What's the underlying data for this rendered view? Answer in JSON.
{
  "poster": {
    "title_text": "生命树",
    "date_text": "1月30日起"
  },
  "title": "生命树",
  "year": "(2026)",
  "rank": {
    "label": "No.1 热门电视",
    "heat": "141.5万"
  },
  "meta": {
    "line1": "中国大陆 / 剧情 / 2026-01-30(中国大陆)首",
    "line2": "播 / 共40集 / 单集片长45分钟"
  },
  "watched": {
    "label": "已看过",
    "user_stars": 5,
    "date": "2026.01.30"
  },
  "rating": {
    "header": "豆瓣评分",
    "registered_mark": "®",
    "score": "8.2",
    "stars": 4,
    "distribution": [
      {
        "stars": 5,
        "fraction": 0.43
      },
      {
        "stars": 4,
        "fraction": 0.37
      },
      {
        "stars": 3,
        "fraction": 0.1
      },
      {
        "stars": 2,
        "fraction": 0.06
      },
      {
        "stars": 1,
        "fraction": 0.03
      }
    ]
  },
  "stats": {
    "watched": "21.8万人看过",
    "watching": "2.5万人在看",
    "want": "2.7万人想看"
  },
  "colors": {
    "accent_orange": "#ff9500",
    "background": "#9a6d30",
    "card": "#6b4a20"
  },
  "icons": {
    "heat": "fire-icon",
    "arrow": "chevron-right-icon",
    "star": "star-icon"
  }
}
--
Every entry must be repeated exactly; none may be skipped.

What's the underlying data for this rendered view? Answer in JSON.
{
  "poster": {
    "title_text": "生命树",
    "date_text": "1月30日起"
  },
  "title": "生命树",
  "year": "(2026)",
  "rank": {
    "label": "No.1 热门电视",
    "heat": "141.5万"
  },
  "meta": {
    "line1": "中国大陆 / 剧情 / 2026-01-30(中国大陆)首",
    "line2": "播 / 共40集 / 单集片长45分钟"
  },
  "watched": {
    "label": "已看过",
    "user_stars": 5,
    "date": "2026.01.30"
  },
  "rating": {
    "header": "豆瓣评分",
    "registered_mark": "®",
    "score": "8.2",
    "stars": 4,
    "distribution": [
      {
        "stars": 5,
        "fraction": 0.43
      },
      {
        "stars": 4,
        "fraction": 0.37
      },
      {
        "stars": 3,
        "fraction": 0.1
      },
      {
        "stars": 2,
        "fraction": 0.06
      },
      {
        "stars": 1,
        "fraction": 0.03
      }
    ]
  },
  "stats": {
    "watched": "21.8万人看过",
    "watching": "2.5万人在看",
    "want": "2.7万人想看"
  },
  "colors": {
    "accent_orange": "#ff9500",
    "background": "#9a6d30",
    "card": "#6b4a20"
  },
  "icons": {
    "heat": "fire-icon",
    "arrow": "chevron-right-icon",
    "star": "star-icon"
  }
}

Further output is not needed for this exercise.